Tunisia is often considered democracy's success story in the Middle East. David Greene talks to Rached Ghannouchi, co-founder of the Ennahda Movement in Tunisia, which is based on non-violent Islam.
A popular restaurant in Tunis is closing because of security threats. Tunisia is where the Arab Spring began and is considered one of the few places where transition to democracy has been successful.
Every year Israelis gather to mark the anniversary of the killing of Yitzhak Rabin. But even as they honor Rabin, they disagree on whether he was pursuing the best course for Israel.
NPR first visited Jacob LaLoush's restaurant, a vestige of Tunisia's ancient and once-thriving Jewish community, in 2012. But the country has become more restive in the years since the Arab Spring.
Led by businessman Matt Bevin, Republicans won three out of five statewide offices in Kentucky. Bevin is the second Republican to win the governor's mansion in Kentucky in 40 years. And when Bevin takes office, he'll likely try to undo the state's health insurance program.
Twenty years ago, the assassination of Israel's Prime Minister Yitzhak Rabin by an extremist an Israeli Jew changed history. Two years earlier, Rabin had signed an agreement with the Palestinians that set the two sides on a controversial path toward peace.
Two major movies present dueling visions about the promise and perils of investigative reporting. Walter Robinson's reporting for the "Boston Globe" stands center stage in the film Spotlight.
Ohio voters trounced a state constitutional amendment that would have legalized recreational and medicinal use of marijuana. But the night was not a total loss for marijuana advocates.
Twitter changed its "favorite" feature to a "like" on Tuesday, replacing the star icon with a heart. Not everyone loved the change.
With the fall TV season well underway, networks are making decisions on the future of their shows. What gets picked up? What gets canceled? TV critic Eric Deggans says quality isn't much of a factor.
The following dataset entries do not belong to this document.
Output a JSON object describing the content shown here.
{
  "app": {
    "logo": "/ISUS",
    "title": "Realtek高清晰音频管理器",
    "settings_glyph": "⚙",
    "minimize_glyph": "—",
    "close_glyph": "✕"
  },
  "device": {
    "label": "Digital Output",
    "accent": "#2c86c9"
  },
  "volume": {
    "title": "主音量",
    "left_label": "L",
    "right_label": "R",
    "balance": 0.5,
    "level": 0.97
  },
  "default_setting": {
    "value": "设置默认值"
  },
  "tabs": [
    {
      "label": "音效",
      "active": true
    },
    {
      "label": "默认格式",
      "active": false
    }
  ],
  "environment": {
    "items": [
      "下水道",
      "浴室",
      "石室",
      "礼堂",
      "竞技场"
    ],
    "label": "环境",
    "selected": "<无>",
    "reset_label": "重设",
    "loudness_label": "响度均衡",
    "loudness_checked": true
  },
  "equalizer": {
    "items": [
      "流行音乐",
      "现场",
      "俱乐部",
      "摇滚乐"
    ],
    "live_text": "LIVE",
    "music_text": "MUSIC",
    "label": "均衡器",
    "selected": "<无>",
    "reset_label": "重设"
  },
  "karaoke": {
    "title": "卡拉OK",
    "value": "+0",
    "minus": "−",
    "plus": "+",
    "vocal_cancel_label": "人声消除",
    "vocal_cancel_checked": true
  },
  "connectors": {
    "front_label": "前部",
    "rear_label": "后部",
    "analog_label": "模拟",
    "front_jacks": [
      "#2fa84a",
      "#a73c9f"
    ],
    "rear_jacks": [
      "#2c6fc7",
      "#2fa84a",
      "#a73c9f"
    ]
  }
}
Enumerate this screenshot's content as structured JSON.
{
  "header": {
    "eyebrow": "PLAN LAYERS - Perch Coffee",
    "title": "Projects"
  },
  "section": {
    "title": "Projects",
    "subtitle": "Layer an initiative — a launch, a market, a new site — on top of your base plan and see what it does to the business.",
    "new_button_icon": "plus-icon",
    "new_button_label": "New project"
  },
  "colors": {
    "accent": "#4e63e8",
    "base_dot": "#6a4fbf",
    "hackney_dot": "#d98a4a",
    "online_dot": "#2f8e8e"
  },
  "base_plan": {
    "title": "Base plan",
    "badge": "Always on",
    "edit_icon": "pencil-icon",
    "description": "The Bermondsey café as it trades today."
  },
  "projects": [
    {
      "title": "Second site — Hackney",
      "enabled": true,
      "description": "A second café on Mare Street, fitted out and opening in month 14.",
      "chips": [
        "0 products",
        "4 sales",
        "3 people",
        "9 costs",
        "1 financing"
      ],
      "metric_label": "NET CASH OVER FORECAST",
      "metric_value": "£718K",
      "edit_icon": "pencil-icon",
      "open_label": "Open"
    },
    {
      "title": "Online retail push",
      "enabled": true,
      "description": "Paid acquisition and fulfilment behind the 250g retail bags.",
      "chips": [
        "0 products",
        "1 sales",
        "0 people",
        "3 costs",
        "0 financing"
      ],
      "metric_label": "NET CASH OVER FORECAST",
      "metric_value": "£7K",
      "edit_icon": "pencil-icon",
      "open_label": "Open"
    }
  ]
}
Combating homelessness isn't just about shelter. Lately, some affordable housing projects are getting decidedly upscale — to help residents heal, adjust and build bonds with their new neighbors.
The pop-up shop in Manhattan promotes "the art of coffee without the caffeine," the Washington Post reports. The New York Eater calls it, "the first sign of the cultural apocalypse.
Skiers making their way uphill won't have to pay for a lift ticket. They will, however, have to pay for a pass to allow them up the slope, according to the Daily American newspaper.
Republican presidential candidates are in a fury over the way debates have run this year. They are negotiating independent of the party with TV networks, making fairly specific editorial demands.
Prominent Iraqi politician Ahmad Chalabi, who supported the 2003 U.S.-led invasion to overthrow Saddam Hussein, died of a heart attack, according to an Iraqi TV report. He was in his early 70s.
The political world long doubted that Donald Trump and Ben Carson, unorthodox presidential candidates, were building traditional campaign infrastructure. On the ground in Iowa, it sure looks that way.
TransCanada, which has been pushing for the U.S. to allow a new pipeline from the Alberta tar sands to the Gulf of Mexico, has asked the State Department to pause its review.
U.S. regulators have announced that software designed to cheat on emissions tests have been found in an additional 10,000 vehicles. A total of 7 models from Volkswagen, Audi and Porsche are involved.
The two had served on a now defunct financial overhaul commission. Past efforts to curb corruption at the Holy See have fueled intrigue.
As speculation continues about what caused a Russian airliner to crash over the weekend, airline investigators and industry analysts say such investigations are meticulous and painstakingly slow.